the purpose for evaluating a stereo system is not to attempt to "know" the stereo system, but rather to observe the performance given a sample of recordings.

a stereo system is as "strong" as its weakest link. if i like the sound of a stereo system and am looking to purchase an amplifier, i may consider auditioning the amplifier in my own system.

when i went shopping for speakers, i did not purchase a pair of speakers until i heard a stereo system whose performance i enjoyed.

here is my reasoning. if i enjoy a stereo system with a specific pair of speakers, i consider that there is a probability that i can enjoy these speakers in my own stereo system. until i obtain some sufficient evidence, i won't buy the speakers, nor will i want to audition them in my own system.

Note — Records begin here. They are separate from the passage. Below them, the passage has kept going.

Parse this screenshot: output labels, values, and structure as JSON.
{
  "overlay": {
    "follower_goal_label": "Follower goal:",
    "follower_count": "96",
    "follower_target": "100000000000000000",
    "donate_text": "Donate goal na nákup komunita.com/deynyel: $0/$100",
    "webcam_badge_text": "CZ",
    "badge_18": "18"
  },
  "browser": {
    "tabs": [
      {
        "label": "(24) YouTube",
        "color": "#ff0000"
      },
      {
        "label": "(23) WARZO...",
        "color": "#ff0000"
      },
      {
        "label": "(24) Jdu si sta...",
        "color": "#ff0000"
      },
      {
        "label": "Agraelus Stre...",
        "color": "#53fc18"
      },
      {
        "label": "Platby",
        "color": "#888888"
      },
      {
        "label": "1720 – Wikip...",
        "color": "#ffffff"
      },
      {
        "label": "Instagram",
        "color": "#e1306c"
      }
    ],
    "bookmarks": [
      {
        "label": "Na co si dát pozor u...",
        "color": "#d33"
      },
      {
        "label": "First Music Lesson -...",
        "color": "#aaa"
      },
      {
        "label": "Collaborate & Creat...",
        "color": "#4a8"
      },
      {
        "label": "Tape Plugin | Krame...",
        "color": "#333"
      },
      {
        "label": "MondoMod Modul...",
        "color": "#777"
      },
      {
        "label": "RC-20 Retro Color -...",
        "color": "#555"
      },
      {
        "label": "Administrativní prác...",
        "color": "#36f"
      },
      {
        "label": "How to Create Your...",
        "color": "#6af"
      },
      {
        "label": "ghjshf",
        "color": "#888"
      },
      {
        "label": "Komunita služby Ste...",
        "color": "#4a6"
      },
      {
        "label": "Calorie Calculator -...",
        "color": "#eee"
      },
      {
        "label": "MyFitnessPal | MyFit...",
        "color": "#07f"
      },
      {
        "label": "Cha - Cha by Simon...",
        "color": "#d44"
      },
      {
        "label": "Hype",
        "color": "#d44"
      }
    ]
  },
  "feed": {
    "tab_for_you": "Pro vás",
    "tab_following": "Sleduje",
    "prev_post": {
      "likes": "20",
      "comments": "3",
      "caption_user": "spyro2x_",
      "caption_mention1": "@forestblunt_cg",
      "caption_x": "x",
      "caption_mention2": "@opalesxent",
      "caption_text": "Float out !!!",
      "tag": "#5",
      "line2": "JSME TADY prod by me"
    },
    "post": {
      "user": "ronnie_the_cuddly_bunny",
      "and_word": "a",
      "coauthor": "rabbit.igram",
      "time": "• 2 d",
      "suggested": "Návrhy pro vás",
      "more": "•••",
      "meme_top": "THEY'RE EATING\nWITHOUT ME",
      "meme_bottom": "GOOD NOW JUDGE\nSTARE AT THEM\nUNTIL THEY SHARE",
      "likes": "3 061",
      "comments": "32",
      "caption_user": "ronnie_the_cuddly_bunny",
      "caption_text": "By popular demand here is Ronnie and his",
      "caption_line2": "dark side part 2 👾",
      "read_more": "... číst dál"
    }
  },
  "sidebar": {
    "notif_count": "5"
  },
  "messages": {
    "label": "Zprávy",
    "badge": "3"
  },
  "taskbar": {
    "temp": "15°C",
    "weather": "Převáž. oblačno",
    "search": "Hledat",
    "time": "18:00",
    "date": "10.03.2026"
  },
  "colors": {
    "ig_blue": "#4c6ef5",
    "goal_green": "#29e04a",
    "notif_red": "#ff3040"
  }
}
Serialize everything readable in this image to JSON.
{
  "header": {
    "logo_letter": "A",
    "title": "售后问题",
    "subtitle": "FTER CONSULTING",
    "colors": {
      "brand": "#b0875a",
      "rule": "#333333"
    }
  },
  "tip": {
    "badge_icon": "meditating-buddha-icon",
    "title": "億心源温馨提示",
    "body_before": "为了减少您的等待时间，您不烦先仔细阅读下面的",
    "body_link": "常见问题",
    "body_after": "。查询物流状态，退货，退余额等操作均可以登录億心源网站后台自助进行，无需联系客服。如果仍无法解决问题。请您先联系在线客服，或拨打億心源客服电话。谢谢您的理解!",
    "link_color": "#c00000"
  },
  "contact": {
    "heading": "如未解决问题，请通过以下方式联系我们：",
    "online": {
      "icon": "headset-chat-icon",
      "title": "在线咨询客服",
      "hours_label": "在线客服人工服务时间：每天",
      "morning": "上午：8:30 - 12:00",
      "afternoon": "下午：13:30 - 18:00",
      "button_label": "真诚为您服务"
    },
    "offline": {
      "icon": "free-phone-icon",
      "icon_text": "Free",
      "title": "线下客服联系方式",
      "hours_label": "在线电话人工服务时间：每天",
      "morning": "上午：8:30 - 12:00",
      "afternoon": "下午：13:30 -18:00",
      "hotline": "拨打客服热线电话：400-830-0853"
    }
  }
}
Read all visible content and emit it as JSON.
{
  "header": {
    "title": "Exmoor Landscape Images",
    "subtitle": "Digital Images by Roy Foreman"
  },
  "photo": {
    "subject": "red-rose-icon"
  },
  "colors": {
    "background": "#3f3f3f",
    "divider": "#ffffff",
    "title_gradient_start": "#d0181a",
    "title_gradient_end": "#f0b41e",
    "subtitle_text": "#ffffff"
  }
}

on the other hand, since i like full range panel speakers, i willing to audition any of them without hearing them.
once i hear them in a stereo system, i require a positive experience.

i can sum this up. if i have a negative experience, i won't take action, if there is a positive experience i will take action. if there is no experience, i may or may not take action. in the case of solid state amps, e.g., since i don't like them as a rule, i won't listen to one, in general, without having a positive experience outside the context of my own stereo system. there was an exception.
i auditioned roger sanders esl solid state amp, without hearing it first, against my better judgment. after i auditioned it, i have decided never to audition a class d amp, or solid state amp until i have first heard the amp somewhere.
I agree with others, first use what you know best. I have a few tracks I like, I am a great believer in opera, to sort the men from the boys.
Verdi's Otello, the version with Domingo and frenni, has a very busy opening, a lot of movement, chorus set in a deep soundstage, you even get a cannon, for goodness sake.
I also like Shawn Colvin's Cover Girl, not because it is a great test, but I love it and play it often.
"Planet Drum" by Mickey Hart was an audiophile staple 15 years ago and the bass album by Dean Peer. Both are instrumental's, but they'll highlight good dynamics.
I have the 1st ten records Sheffield released. Bought new-kept like new.(I am a collector 'nut', have been 4 4ty yrs) Listening to them now really reveals clean recording- but.... Your better off getting jazz records from the 60's & 70's. Many are startlingly! good.
When you get into it you'll realize why many 'old-timers' kept insisting "mono" was better than stereo. Heck, I think solo instuments like flute & guitar would still sound better recorded "mono" and played back on one speaker.KISS. Clarity, dynamics, nuance.